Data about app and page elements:

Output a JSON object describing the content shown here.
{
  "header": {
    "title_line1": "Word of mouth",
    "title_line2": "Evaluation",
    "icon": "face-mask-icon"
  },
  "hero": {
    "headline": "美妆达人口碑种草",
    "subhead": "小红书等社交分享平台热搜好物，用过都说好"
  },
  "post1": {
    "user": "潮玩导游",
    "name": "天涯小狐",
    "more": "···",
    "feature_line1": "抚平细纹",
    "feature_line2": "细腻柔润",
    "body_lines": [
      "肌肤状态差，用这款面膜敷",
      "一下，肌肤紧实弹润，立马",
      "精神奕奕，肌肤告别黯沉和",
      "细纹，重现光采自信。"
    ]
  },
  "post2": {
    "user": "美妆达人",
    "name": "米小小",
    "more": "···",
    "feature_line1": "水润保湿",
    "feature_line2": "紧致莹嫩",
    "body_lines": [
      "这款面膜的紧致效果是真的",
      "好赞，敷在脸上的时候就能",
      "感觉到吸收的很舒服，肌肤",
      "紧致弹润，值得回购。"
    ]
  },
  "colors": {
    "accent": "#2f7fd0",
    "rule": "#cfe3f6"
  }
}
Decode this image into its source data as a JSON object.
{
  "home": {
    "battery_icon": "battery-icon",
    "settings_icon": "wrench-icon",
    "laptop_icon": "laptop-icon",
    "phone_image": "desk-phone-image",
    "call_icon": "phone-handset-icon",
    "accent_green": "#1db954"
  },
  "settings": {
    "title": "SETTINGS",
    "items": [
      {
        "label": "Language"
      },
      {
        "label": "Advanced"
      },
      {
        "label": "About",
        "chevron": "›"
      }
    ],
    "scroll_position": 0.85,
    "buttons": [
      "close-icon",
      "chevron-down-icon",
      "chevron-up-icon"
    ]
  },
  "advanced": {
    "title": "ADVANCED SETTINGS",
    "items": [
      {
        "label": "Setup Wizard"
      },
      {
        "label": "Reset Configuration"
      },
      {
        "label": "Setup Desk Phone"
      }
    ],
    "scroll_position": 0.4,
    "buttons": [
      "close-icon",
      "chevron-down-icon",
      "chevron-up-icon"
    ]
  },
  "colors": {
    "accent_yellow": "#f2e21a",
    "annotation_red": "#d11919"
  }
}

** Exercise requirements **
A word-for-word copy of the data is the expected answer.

** Solution for this task **
Output a JSON object describing the content shown here.
{
  "header": {
    "title_line1": "Word of mouth",
    "title_line2": "Evaluation",
    "icon": "face-mask-icon"
  },
  "hero": {
    "headline": "美妆达人口碑种草",
    "subhead": "小红书等社交分享平台热搜好物，用过都说好"
  },
  "post1": {
    "user": "潮玩导游",
    "name": "天涯小狐",
    "more": "···",
    "feature_line1": "抚平细纹",
    "feature_line2": "细腻柔润",
    "body_lines": [
      "肌肤状态差，用这款面膜敷",
      "一下，肌肤紧实弹润，立马",
      "精神奕奕，肌肤告别黯沉和",
      "细纹，重现光采自信。"
    ]
  },
  "post2": {
    "user": "美妆达人",
    "name": "米小小",
    "more": "···",
    "feature_line1": "水润保湿",
    "feature_line2": "紧致莹嫩",
    "body_lines": [
      "这款面膜的紧致效果是真的",
      "好赞，敷在脸上的时候就能",
      "感觉到吸收的很舒服，肌肤",
      "紧致弹润，值得回购。"
    ]
  },
  "colors": {
    "accent": "#2f7fd0",
    "rule": "#cfe3f6"
  }
}
Decode this image into its source data as a JSON object.
{
  "home": {
    "battery_icon": "battery-icon",
    "settings_icon": "wrench-icon",
    "laptop_icon": "laptop-icon",
    "phone_image": "desk-phone-image",
    "call_icon": "phone-handset-icon",
    "accent_green": "#1db954"
  },
  "settings": {
    "title": "SETTINGS",
    "items": [
      {
        "label": "Language"
      },
      {
        "label": "Advanced"
      },
      {
        "label": "About",
        "chevron": "›"
      }
    ],
    "scroll_position": 0.85,
    "buttons": [
      "close-icon",
      "chevron-down-icon",
      "chevron-up-icon"
    ]
  },
  "advanced": {
    "title": "ADVANCED SETTINGS",
    "items": [
      {
        "label": "Setup Wizard"
      },
      {
        "label": "Reset Configuration"
      },
      {
        "label": "Setup Desk Phone"
      }
    ],
    "scroll_position": 0.4,
    "buttons": [
      "close-icon",
      "chevron-down-icon",
      "chevron-up-icon"
    ]
  },
  "colors": {
    "accent_yellow": "#f2e21a",
    "annotation_red": "#d11919"
  }
}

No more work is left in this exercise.